Two dead: equine virus hits Venturing Hills


Olympic event and champion horse Paradigm Shift (aka Dime) under the watchful eyes of Rae Becke in the outdoor paddock at Venturing Hills.


MUNICIPALITY OF PONTIAC – An extremely virulent neurological form of the Equid alphaherpesvirus 1 (EHV-1) virus has devastated the owners, staff and horses at Venturing Hills Farm (VHF) over the past three weeks. With already reduced tourist income, a pandemic within a pandemic has hit hard at the farm, with 18 animals infected; two have already died. Older horses and the very young, are more susceptible to becoming extremely ill, with up to an 80% mortality rate. This is the first outbreak of EHV-1 in the area in about 30 years. It cannot be spread to humans.
Rae Becke owns and runs the family farm with her partner. Normally, they offer a riding and training school as well as boarding. She said the outbreak began after purchasing a horse from the Toronto area in January.
“Within days we started seeing horses getting ill. The oldest horse on the farm, Eddie, died within days in a slow and difficult death. As Eddie had exhibited signs
of neurological dysfunction, blood work was done to establish a cause of
death and the results were devastating – he had died from the neurological form of EHV-1,” said Becke.
“Many tears have been cried during this terrible time. The horses lose leg functioning, suffer respiratory failure, develop high fever with nasal discharge and thrash about. We are working day and night to save our herd. There are still six healthy horses. We are keeping our outdoor horses in the paddocks to not
contaminate their living space. The virus lives on clothing and hands for up to six hours, so transmission is a constant danger. A horses’ cough or sneeze can spread the virus in a 35 foot radius. Maintaining proper health protocols is very important in containing the spread,” she explained.
In fact, it takes the veterinarian up to five hours to disinfect herself, medical equipment and vehicle before leaving the premises. “She comes into the barn with a hazmat suit on and looks totally alien,” Becke told the Journal.
Saving their horses means day and night work: taking their temperature every two hours, administering anti-virals as often as necessary (costing between $500 and $2,000 per dose), giving anti-inflammatory and other medications such as intravenous fluids, and walking them to observe how steady they are on
their legs. The horses must take anti-viral medications for 21 days after their last symptoms.
Becke said she has been comforted by the help and donations of volunteers.

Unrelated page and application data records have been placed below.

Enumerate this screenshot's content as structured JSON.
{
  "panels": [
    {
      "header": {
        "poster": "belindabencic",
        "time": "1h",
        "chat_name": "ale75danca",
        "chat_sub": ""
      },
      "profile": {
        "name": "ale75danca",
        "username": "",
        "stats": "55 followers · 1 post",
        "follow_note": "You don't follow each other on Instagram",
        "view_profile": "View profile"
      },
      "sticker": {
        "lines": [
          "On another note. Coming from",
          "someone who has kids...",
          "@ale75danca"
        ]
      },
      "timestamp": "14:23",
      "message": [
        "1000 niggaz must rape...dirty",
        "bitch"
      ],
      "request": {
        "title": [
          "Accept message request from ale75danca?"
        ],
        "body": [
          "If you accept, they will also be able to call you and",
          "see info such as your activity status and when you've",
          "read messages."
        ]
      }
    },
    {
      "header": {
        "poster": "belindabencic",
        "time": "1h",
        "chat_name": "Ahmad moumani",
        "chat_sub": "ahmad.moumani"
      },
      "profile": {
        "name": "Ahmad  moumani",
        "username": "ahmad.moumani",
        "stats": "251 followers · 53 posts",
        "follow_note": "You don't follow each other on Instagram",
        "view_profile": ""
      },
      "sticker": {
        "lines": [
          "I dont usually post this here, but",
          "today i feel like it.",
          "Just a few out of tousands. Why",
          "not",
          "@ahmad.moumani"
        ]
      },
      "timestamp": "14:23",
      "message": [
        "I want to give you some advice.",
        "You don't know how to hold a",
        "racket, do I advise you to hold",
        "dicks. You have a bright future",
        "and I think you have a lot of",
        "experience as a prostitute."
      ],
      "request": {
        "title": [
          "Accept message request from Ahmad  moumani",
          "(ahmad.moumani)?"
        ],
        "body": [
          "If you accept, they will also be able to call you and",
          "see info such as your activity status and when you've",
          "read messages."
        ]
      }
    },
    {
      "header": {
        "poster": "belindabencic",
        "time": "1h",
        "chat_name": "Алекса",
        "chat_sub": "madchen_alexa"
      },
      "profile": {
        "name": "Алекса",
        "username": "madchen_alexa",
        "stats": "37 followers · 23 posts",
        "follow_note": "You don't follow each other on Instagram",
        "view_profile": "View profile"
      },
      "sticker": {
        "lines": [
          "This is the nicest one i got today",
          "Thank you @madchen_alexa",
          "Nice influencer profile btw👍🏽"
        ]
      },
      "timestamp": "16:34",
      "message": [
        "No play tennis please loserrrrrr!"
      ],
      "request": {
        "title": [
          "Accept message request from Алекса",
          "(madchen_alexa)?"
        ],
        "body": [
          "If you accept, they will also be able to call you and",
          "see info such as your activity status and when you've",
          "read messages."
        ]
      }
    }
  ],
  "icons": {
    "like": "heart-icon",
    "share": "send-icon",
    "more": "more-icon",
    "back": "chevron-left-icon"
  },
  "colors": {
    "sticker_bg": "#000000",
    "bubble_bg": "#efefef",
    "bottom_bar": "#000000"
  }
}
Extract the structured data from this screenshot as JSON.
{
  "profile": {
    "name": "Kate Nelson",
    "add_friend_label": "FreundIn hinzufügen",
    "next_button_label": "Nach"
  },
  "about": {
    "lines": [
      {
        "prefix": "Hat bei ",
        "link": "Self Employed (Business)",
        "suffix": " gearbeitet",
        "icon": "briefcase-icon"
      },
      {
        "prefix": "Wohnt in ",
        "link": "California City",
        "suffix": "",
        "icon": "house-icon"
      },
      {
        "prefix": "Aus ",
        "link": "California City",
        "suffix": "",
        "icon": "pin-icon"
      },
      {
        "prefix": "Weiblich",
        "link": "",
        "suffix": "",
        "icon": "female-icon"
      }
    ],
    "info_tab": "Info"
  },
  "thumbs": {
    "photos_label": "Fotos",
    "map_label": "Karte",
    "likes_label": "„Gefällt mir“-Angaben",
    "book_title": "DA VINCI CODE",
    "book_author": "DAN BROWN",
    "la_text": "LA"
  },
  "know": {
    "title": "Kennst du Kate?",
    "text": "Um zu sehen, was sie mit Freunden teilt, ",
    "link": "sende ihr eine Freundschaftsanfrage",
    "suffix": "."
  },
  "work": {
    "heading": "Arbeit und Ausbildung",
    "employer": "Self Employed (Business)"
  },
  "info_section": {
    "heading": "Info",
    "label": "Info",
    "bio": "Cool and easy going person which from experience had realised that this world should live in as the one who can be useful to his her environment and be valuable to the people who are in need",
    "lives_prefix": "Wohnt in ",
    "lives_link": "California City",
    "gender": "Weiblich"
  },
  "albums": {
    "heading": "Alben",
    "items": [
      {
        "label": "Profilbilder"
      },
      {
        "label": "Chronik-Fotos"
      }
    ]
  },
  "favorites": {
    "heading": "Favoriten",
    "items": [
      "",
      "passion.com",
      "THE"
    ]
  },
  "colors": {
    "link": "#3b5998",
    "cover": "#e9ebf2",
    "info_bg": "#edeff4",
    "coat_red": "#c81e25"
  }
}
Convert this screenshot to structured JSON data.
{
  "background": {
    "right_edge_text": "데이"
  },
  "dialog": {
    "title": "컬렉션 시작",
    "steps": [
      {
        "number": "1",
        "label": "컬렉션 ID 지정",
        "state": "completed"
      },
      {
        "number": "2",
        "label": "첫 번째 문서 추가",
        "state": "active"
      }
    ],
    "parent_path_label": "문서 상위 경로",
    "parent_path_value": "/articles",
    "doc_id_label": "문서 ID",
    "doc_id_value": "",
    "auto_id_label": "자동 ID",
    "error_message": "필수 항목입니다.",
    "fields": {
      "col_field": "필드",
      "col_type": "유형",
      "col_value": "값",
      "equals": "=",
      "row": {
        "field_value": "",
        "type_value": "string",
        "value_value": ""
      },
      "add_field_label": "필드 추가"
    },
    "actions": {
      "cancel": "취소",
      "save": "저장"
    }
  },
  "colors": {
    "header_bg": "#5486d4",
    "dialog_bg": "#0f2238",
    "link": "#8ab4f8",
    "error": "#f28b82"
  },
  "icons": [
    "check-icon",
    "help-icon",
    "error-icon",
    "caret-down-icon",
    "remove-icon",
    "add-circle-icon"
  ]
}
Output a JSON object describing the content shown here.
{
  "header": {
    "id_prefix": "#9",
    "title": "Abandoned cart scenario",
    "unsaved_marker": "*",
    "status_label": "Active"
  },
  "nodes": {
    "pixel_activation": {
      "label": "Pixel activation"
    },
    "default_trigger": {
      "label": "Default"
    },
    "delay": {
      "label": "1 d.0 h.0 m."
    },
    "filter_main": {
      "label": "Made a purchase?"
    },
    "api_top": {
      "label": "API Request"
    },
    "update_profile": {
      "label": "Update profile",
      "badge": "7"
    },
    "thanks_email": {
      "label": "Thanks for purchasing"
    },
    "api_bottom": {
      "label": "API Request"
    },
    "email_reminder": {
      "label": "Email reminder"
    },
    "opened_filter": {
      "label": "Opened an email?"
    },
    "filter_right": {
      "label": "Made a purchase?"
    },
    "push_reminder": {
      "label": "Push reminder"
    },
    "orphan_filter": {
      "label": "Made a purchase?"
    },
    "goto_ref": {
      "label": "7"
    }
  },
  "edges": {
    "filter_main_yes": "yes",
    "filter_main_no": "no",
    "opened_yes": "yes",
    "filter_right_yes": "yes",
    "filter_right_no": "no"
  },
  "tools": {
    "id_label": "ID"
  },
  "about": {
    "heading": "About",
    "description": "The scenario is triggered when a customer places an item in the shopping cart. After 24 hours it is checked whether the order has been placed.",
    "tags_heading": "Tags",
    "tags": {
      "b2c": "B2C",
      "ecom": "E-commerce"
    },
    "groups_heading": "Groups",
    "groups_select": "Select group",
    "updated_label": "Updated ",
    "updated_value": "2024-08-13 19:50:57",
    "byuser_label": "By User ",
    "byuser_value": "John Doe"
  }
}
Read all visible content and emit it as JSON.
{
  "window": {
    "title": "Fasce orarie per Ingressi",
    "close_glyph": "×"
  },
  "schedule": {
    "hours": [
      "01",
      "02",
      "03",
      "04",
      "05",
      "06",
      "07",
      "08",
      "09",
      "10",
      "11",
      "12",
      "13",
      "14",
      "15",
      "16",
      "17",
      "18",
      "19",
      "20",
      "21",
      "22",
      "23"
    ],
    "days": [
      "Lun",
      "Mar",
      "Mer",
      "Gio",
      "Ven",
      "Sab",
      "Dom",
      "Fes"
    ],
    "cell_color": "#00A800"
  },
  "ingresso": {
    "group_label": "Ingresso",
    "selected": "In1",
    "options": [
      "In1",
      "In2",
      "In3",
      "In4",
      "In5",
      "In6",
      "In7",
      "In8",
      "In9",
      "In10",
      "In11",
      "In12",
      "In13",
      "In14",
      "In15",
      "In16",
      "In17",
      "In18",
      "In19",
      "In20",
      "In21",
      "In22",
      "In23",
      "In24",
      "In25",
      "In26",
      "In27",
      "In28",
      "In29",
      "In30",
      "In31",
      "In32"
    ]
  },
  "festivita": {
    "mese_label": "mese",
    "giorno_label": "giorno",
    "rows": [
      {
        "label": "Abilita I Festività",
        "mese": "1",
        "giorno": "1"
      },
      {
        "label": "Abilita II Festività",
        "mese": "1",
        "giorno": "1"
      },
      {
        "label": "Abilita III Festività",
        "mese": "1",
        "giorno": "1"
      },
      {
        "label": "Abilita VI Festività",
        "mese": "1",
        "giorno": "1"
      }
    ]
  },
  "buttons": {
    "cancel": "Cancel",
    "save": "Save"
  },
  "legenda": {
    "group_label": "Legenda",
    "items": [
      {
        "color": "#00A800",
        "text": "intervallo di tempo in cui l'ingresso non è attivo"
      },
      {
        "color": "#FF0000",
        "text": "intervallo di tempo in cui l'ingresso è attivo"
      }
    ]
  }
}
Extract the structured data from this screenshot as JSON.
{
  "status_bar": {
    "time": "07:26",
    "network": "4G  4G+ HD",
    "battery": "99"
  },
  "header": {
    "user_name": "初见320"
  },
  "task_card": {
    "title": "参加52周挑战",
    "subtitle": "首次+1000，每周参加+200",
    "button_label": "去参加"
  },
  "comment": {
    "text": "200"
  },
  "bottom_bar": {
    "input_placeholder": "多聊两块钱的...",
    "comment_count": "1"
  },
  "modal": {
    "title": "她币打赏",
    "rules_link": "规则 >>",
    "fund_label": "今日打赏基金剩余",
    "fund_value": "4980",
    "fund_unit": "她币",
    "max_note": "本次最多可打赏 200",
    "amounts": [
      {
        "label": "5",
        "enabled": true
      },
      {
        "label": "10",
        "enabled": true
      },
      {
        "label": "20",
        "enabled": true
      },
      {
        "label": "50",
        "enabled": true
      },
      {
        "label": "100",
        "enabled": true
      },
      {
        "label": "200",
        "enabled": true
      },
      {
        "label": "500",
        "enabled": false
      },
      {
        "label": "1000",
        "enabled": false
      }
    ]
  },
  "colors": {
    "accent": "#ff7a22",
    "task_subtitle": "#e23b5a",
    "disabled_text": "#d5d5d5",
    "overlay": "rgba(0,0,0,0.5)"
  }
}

A neighbouring horse farm owner donated $800 worth of disinfectant, while other neighbours, family and friends have brought food and meals so the owners can focus on caring for their livestock. Others have helped build stalls to separate sick horses. A GoFundMe page was created to help Becke deal with the costs of essential medications, raising about $60,000 to date.
While Becke works hard to save her herd and business, she also worries about the aftermath as she presumes horse owners will be reluctant to visit her farm and use her training paddocks and lodging facilities in the near future. Getting things under control as fast as possible is her focus.
Becke was hoping to have definitive testing done on her entire herd by February 18. The University of California offered free test swabs, valued at about $15,000 USD, and the vet donated her time to do the swabbing. The results will give Becke a better idea of the health status of her animals.